If you want to use a formal approach, you have to either learn or develop a set of symbols to represent various elements. This is the hardest part for some people. Some diagrams look suspiciously mathematical, which tends to scare a lot of people. It takes a certain “geek” mindset to want to even work this way, but hey, this is Geekpreneur.
What type of symbols you use really depends on what types of problems you are solving. For structured diagrams, there are different approaches for different purposes, each with its own tightly-bound set of symbols. For example, many of you might be a bit familiar with flowcharts from when you took that college computer course. Then there’s UML, or Unified Modeling Language, which is a general-purpose diagrammatic “language” used for software engineering. Basically, it’s a much more advanced form of flowcharting, but has its computer and business analysis elements.

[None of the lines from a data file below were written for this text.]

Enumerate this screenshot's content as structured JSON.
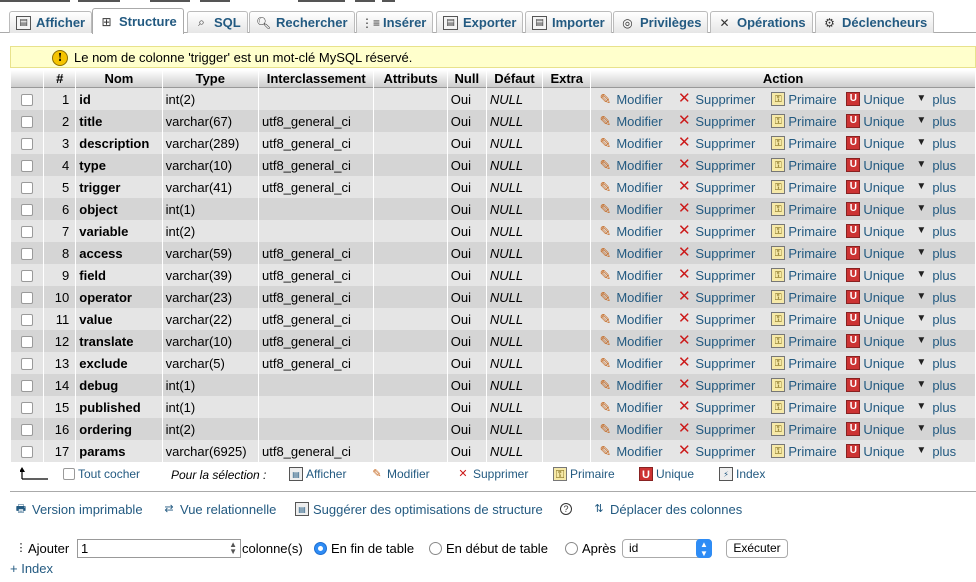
{
  "tabs": [
    {
      "label": "Afficher",
      "icon": "table-browse-icon"
    },
    {
      "label": "Structure",
      "icon": "structure-icon"
    },
    {
      "label": "SQL",
      "icon": "sql-icon"
    },
    {
      "label": "Rechercher",
      "icon": "search-icon"
    },
    {
      "label": "Insérer",
      "icon": "insert-icon"
    },
    {
      "label": "Exporter",
      "icon": "export-icon"
    },
    {
      "label": "Importer",
      "icon": "import-icon"
    },
    {
      "label": "Privilèges",
      "icon": "privileges-icon"
    },
    {
      "label": "Opérations",
      "icon": "operations-icon"
    },
    {
      "label": "Déclencheurs",
      "icon": "triggers-icon"
    }
  ],
  "notice": "Le nom de colonne 'trigger' est un mot-clé MySQL réservé.",
  "headers": {
    "num": "#",
    "name": "Nom",
    "type": "Type",
    "collation": "Interclassement",
    "attributes": "Attributs",
    "null": "Null",
    "default": "Défaut",
    "extra": "Extra",
    "action": "Action"
  },
  "actions": {
    "modify": "Modifier",
    "drop": "Supprimer",
    "primary": "Primaire",
    "unique": "Unique",
    "more": "plus"
  },
  "columns": [
    {
      "num": "1",
      "name": "id",
      "type": "int(2)",
      "collation": "",
      "null": "Oui",
      "default": "NULL"
    },
    {
      "num": "2",
      "name": "title",
      "type": "varchar(67)",
      "collation": "utf8_general_ci",
      "null": "Oui",
      "default": "NULL"
    },
    {
      "num": "3",
      "name": "description",
      "type": "varchar(289)",
      "collation": "utf8_general_ci",
      "null": "Oui",
      "default": "NULL"
    },
    {
      "num": "4",
      "name": "type",
      "type": "varchar(10)",
      "collation": "utf8_general_ci",
      "null": "Oui",
      "default": "NULL"
    },
    {
      "num": "5",
      "name": "trigger",
      "type": "varchar(41)",
      "collation": "utf8_general_ci",
      "null": "Oui",
      "default": "NULL"
    },
    {
      "num": "6",
      "name": "object",
      "type": "int(1)",
      "collation": "",
      "null": "Oui",
      "default": "NULL"
    },
    {
      "num": "7",
      "name": "variable",
      "type": "int(2)",
      "collation": "",
      "null": "Oui",
      "default": "NULL"
    },
    {
      "num": "8",
      "name": "access",
      "type": "varchar(59)",
      "collation": "utf8_general_ci",
      "null": "Oui",
      "default": "NULL"
    },
    {
      "num": "9",
      "name": "field",
      "type": "varchar(39)",
      "collation": "utf8_general_ci",
      "null": "Oui",
      "default": "NULL"
    },
    {
      "num": "10",
      "name": "operator",
      "type": "varchar(23)",
      "collation": "utf8_general_ci",
      "null": "Oui",
      "default": "NULL"
    },
    {
      "num": "11",
      "name": "value",
      "type": "varchar(22)",
      "collation": "utf8_general_ci",
      "null": "Oui",
      "default": "NULL"
    },
    {
      "num": "12",
      "name": "translate",
      "type": "varchar(10)",
      "collation": "utf8_general_ci",
      "null": "Oui",
      "default": "NULL"
    },
    {
      "num": "13",
      "name": "exclude",
      "type": "varchar(5)",
      "collation": "utf8_general_ci",
      "null": "Oui",
      "default": "NULL"
    },
    {
      "num": "14",
      "name": "debug",
      "type": "int(1)",
      "collation": "",
      "null": "Oui",
      "default": "NULL"
    },
    {
      "num": "15",
      "name": "published",
      "type": "int(1)",
      "collation": "",
      "null": "Oui",
      "default": "NULL"
    },
    {
      "num": "16",
      "name": "ordering",
      "type": "int(2)",
      "collation": "",
      "null": "Oui",
      "default": "NULL"
    },
    {
      "num": "17",
      "name": "params",
      "type": "varchar(6925)",
      "collation": "utf8_general_ci",
      "null": "Oui",
      "default": "NULL"
    }
  ],
  "selection": {
    "check_all": "Tout cocher",
    "label": "Pour la sélection :",
    "browse": "Afficher",
    "modify": "Modifier",
    "drop": "Supprimer",
    "primary": "Primaire",
    "unique": "Unique",
    "index": "Index"
  },
  "links": {
    "print": "Version imprimable",
    "relational": "Vue relationnelle",
    "propose": "Suggérer des optimisations de structure",
    "move": "Déplacer des colonnes"
  },
  "add": {
    "label": "Ajouter",
    "count": "1",
    "columns_label": "colonne(s)",
    "at_end": "En fin de table",
    "at_start": "En début de table",
    "after": "Après",
    "after_column": "id",
    "execute": "Exécuter",
    "index_link": "+ Index"
  },
  "colors": {
    "link": "#235a81",
    "row_light": "#e5e5e5",
    "row_dark": "#d5d5d5",
    "notice_bg": "#ffffcc"
  }
}
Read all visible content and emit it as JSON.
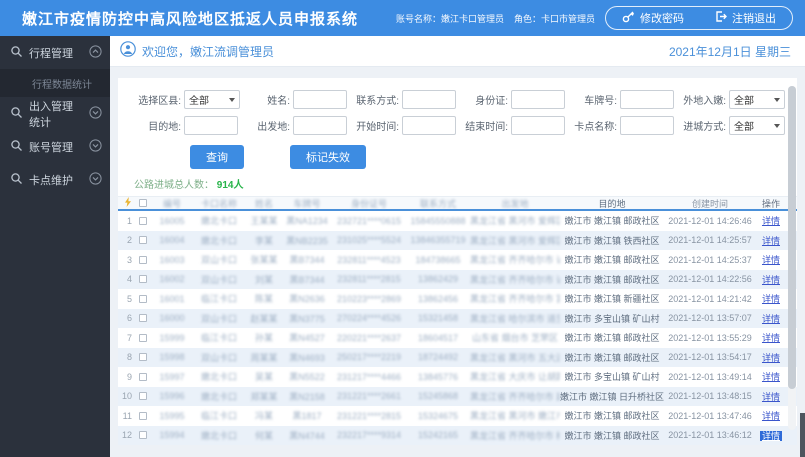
{
  "colors": {
    "topbar_blue": "#3d8ce2",
    "sidebar_dark": "#2b313c",
    "accent_blue": "#4a90d9",
    "button_blue": "#3d8ce2",
    "stats_green": "#28b44a",
    "link_blue": "#3a55cc",
    "row_alt": "#eaf1f9"
  },
  "topbar": {
    "title": "嫩江市疫情防控中高风险地区抵返人员申报系统",
    "account": "账号名称：嫩江卡口管理员",
    "role": "角色：卡口市管理员",
    "change_password": "修改密码",
    "logout": "注销退出"
  },
  "sidebar": {
    "items": [
      {
        "label": "行程管理",
        "expanded": true,
        "children": [
          {
            "label": "行程数据统计",
            "active": true
          }
        ]
      },
      {
        "label": "出入管理统计",
        "expanded": false
      },
      {
        "label": "账号管理",
        "expanded": false
      },
      {
        "label": "卡点维护",
        "expanded": false
      }
    ]
  },
  "welcome": {
    "greeting": "欢迎您，嫩江流调管理员",
    "date": "2021年12月1日 星期三"
  },
  "filters": {
    "row1": [
      {
        "label": "选择区县:",
        "type": "select",
        "value": "全部"
      },
      {
        "label": "姓名:",
        "type": "input",
        "value": ""
      },
      {
        "label": "联系方式:",
        "type": "input",
        "value": ""
      },
      {
        "label": "身份证:",
        "type": "input",
        "value": ""
      },
      {
        "label": "车牌号:",
        "type": "input",
        "value": ""
      },
      {
        "label": "外地入嫩:",
        "type": "select",
        "value": "全部"
      }
    ],
    "row2": [
      {
        "label": "目的地:",
        "type": "input",
        "value": ""
      },
      {
        "label": "出发地:",
        "type": "input",
        "value": ""
      },
      {
        "label": "开始时间:",
        "type": "input",
        "value": ""
      },
      {
        "label": "结束时间:",
        "type": "input",
        "value": ""
      },
      {
        "label": "卡点名称:",
        "type": "input",
        "value": ""
      },
      {
        "label": "进城方式:",
        "type": "select",
        "value": "全部"
      }
    ],
    "query_button": "查询",
    "mark_invalid_button": "标记失效"
  },
  "stats": {
    "label": "公路进城总人数：",
    "value": "914人"
  },
  "table": {
    "headers": [
      "编号",
      "卡口名称",
      "姓名",
      "车牌号",
      "身份证号",
      "联系方式",
      "出发地",
      "目的地",
      "创建时间",
      "操作"
    ],
    "blurred_columns": [
      "编号",
      "卡口名称",
      "姓名",
      "车牌号",
      "身份证号",
      "联系方式",
      "出发地"
    ],
    "rows": [
      {
        "num": "1",
        "id": "16005",
        "checkpoint": "嫩北卡口",
        "name": "王某某",
        "plate": "黑NA1234",
        "idcard": "232721****0615",
        "phone": "15845550888",
        "origin": "黑龙江省 黑河市 爱辉区",
        "dest": "嫩江市 嫩江镇 邮政社区",
        "time": "2021-12-01 14:26:46",
        "action": "详情"
      },
      {
        "num": "2",
        "id": "16004",
        "checkpoint": "嫩北卡口",
        "name": "李某",
        "plate": "黑NB2235",
        "idcard": "231025****5524",
        "phone": "13846355719",
        "origin": "黑龙江省 黑河市 爱辉区",
        "dest": "嫩江市 嫩江镇 铁西社区",
        "time": "2021-12-01 14:25:57",
        "action": "详情"
      },
      {
        "num": "3",
        "id": "16003",
        "checkpoint": "双山卡口",
        "name": "张某某",
        "plate": "黑B7344",
        "idcard": "232811****4523",
        "phone": "184738665",
        "origin": "黑龙江省 齐齐哈尔市 讷河市",
        "dest": "嫩江市 嫩江镇 邮政社区",
        "time": "2021-12-01 14:25:37",
        "action": "详情"
      },
      {
        "num": "4",
        "id": "16002",
        "checkpoint": "双山卡口",
        "name": "刘某",
        "plate": "黑B7344",
        "idcard": "232811****2815",
        "phone": "13862429",
        "origin": "黑龙江省 齐齐哈尔市 讷河市",
        "dest": "嫩江市 嫩江镇 邮政社区",
        "time": "2021-12-01 14:22:56",
        "action": "详情"
      },
      {
        "num": "5",
        "id": "16001",
        "checkpoint": "临江卡口",
        "name": "陈某",
        "plate": "黑N2636",
        "idcard": "210223****2869",
        "phone": "13862456",
        "origin": "黑龙江省 齐齐哈尔市 富裕县",
        "dest": "嫩江市 嫩江镇 新疆社区",
        "time": "2021-12-01 14:21:42",
        "action": "详情"
      },
      {
        "num": "6",
        "id": "16000",
        "checkpoint": "双山卡口",
        "name": "赵某某",
        "plate": "黑N3775",
        "idcard": "270224****4526",
        "phone": "15321458",
        "origin": "黑龙江省 哈尔滨市 道里区",
        "dest": "嫩江市 多宝山镇 矿山村",
        "time": "2021-12-01 13:57:07",
        "action": "详情"
      },
      {
        "num": "7",
        "id": "15999",
        "checkpoint": "临江卡口",
        "name": "孙某",
        "plate": "黑N4527",
        "idcard": "220221****2637",
        "phone": "18604517",
        "origin": "山东省 烟台市 芝罘区",
        "dest": "嫩江市 嫩江镇 邮政社区",
        "time": "2021-12-01 13:55:29",
        "action": "详情"
      },
      {
        "num": "8",
        "id": "15998",
        "checkpoint": "双山卡口",
        "name": "周某某",
        "plate": "黑N4693",
        "idcard": "250217****2219",
        "phone": "18724492",
        "origin": "黑龙江省 黑河市 五大连池",
        "dest": "嫩江市 嫩江镇 邮政社区",
        "time": "2021-12-01 13:54:17",
        "action": "详情"
      },
      {
        "num": "9",
        "id": "15997",
        "checkpoint": "嫩北卡口",
        "name": "吴某",
        "plate": "黑N5522",
        "idcard": "231217****4466",
        "phone": "13845776",
        "origin": "黑龙江省 大庆市 让胡路区",
        "dest": "嫩江市 多宝山镇 矿山村",
        "time": "2021-12-01 13:49:14",
        "action": "详情"
      },
      {
        "num": "10",
        "id": "15996",
        "checkpoint": "嫩北卡口",
        "name": "郑某某",
        "plate": "黑N2158",
        "idcard": "231221****2661",
        "phone": "15245868",
        "origin": "黑龙江省 齐齐哈尔市 建华区",
        "dest": "嫩江市 嫩江镇 日升桥社区",
        "time": "2021-12-01 13:48:15",
        "action": "详情"
      },
      {
        "num": "11",
        "id": "15995",
        "checkpoint": "临江卡口",
        "name": "冯某",
        "plate": "黑1817",
        "idcard": "231221****2815",
        "phone": "15324675",
        "origin": "黑龙江省 黑河市 嫩江市",
        "dest": "嫩江市 嫩江镇 邮政社区",
        "time": "2021-12-01 13:47:46",
        "action": "详情"
      },
      {
        "num": "12",
        "id": "15994",
        "checkpoint": "嫩北卡口",
        "name": "何某",
        "plate": "黑N4744",
        "idcard": "232217****9314",
        "phone": "15242165",
        "origin": "黑龙江省 齐齐哈尔市 梅里斯区",
        "dest": "嫩江市 嫩江镇 邮政社区",
        "time": "2021-12-01 13:46:12",
        "action": "详情",
        "selected": true
      }
    ]
  }
}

What I’ve done over the years to take elements of various diagramming approaches and come up with my own hybrid visual thinking process. My version only means anything to me, just like Leonardo da Vinci’s drawings at one time probably meant something only to him. My diagramming approach is organic, and it changes frequently, when necessary. Overall, since I use diagramming/ visual thinking to solve all types of problems, including writing, coding, design, finances, and even goal-setting and achievement, I’ve found that not worrying too much about structure appears to be the best approach. I do often use mind mapping, but my paper-based mind maps usually turn into some sort of hybrid diagram that looks like a combination of football plays and wizard incantations. And it works for me.
Visual Thinking Tools
Some people prefer working with pen(cil) and paper, others like to work digitally. For me, it depends on whether I’m just sketching or producing a finished visual. Unless I have access to a sketch tablet, it’s easier to sketch on paper. Sketch tablet prices seem to go up exponential as they increase in square inches of drawing area. So it’s not always feasible to have a suitable for all types of visualizing. What’s more, paper doesn’t feel so restricting. You can always tape pieces together if you have to. However, for finished diagrams/ visuals, I do use digital tools.
Here are some of my visual thinking tools, past and present.
- Paper – loose sheets in a clipboard, or a bound sketchbook.
- Pilot HiTecpoint V5 Extra Fine ink pens. As a hardcore pen addict, I’ve wasted a lot of money on pens over the years, but these seem to work the best for me, both for writing and for visual thinking.
- Sketch tablet – I always keep a couple of small ones on hand but rarely use them. If you’re going to, get the biggest one you can afford, and then design your workspace with the tablet in mind.
- Visio – Visio, part of MS Office, is probably the granddaddy of digital diagramming tools.
- Gliffy – Can’t afford Visio? Gliffy is web-based and free, though not as powerful.
- SnagIt – SnagIt is a powerful screen capture tool from TechSmith.
- Smartdraw – SmartDraw is like Visio on steroids. It probably costs more, but it’s worth every cent because of all the extra features.
- MindManager Pro – MindJet’s MindManager Pro is not the only mind mapping package nor the first, but in a 1.5 year study of about twenty packages, I found it to be the most sophisticated.
- Adobe Illustrator – One of the kings of vector-based drawing tools.
- Adobe Photoshop – One of the oldest and most comprehensive raster-based image tools.
- Adobe Fireworks – Fireworks is like a combination of Illustrator and Photoshop, offering both raster and vector imaging features. Once a rival of Adobe products, now owned by them.
- Gimp – The Open Source lover’s Photoshop.
- Inkscape – An OpenSource beta competitor to Illustrator and some Fireworks features.
I also spend a great deal of time visiting David Armano’s site, Logic + Emotion, for incredible visual inspiration. I highly recommend his site, and you should also check out his L+E Visual Thinking Archive at Flickr. For more discussion about visual thinking, diagramming and sketching, be sure to check out Sketching is the New Black, which links to numerous articles on these topics.